Problem to work on — Copy every entry below exactly, and keep out the pictures.

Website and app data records
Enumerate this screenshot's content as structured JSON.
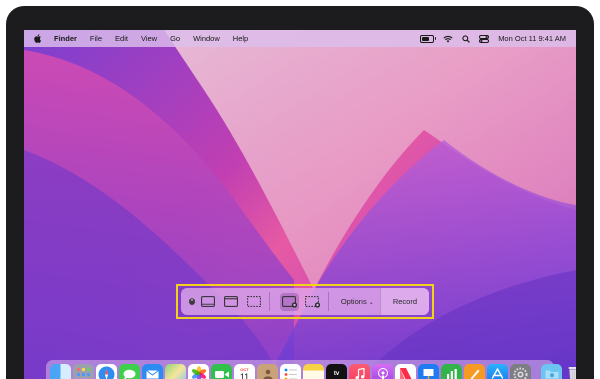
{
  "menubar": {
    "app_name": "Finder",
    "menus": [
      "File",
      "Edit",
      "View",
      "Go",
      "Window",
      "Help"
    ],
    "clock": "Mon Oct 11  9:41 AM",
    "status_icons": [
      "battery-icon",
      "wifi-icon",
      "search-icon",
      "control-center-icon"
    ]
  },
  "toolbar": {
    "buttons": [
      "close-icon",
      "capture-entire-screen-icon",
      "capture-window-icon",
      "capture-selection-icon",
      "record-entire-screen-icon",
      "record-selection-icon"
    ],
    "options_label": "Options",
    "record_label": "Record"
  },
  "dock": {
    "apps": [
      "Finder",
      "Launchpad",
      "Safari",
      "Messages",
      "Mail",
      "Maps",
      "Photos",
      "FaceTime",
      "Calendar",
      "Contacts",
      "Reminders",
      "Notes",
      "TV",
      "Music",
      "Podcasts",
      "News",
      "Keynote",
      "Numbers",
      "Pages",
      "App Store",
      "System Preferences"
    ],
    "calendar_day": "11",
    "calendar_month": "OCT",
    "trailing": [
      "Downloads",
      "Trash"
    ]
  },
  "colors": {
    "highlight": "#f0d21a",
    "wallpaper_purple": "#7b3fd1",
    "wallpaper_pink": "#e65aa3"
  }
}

Solution to the problem —
Enumerate this screenshot's content as structured JSON.
{
  "menubar": {
    "app_name": "Finder",
    "menus": [
      "File",
      "Edit",
      "View",
      "Go",
      "Window",
      "Help"
    ],
    "clock": "Mon Oct 11  9:41 AM",
    "status_icons": [
      "battery-icon",
      "wifi-icon",
      "search-icon",
      "control-center-icon"
    ]
  },
  "toolbar": {
    "buttons": [
      "close-icon",
      "capture-entire-screen-icon",
      "capture-window-icon",
      "capture-selection-icon",
      "record-entire-screen-icon",
      "record-selection-icon"
    ],
    "options_label": "Options",
    "record_label": "Record"
  },
  "dock": {
    "apps": [
      "Finder",
      "Launchpad",
      "Safari",
      "Messages",
      "Mail",
      "Maps",
      "Photos",
      "FaceTime",
      "Calendar",
      "Contacts",
      "Reminders",
      "Notes",
      "TV",
      "Music",
      "Podcasts",
      "News",
      "Keynote",
      "Numbers",
      "Pages",
      "App Store",
      "System Preferences"
    ],
    "calendar_day": "11",
    "calendar_month": "OCT",
    "trailing": [
      "Downloads",
      "Trash"
    ]
  },
  "colors": {
    "highlight": "#f0d21a",
    "wallpaper_purple": "#7b3fd1",
    "wallpaper_pink": "#e65aa3"
  }
}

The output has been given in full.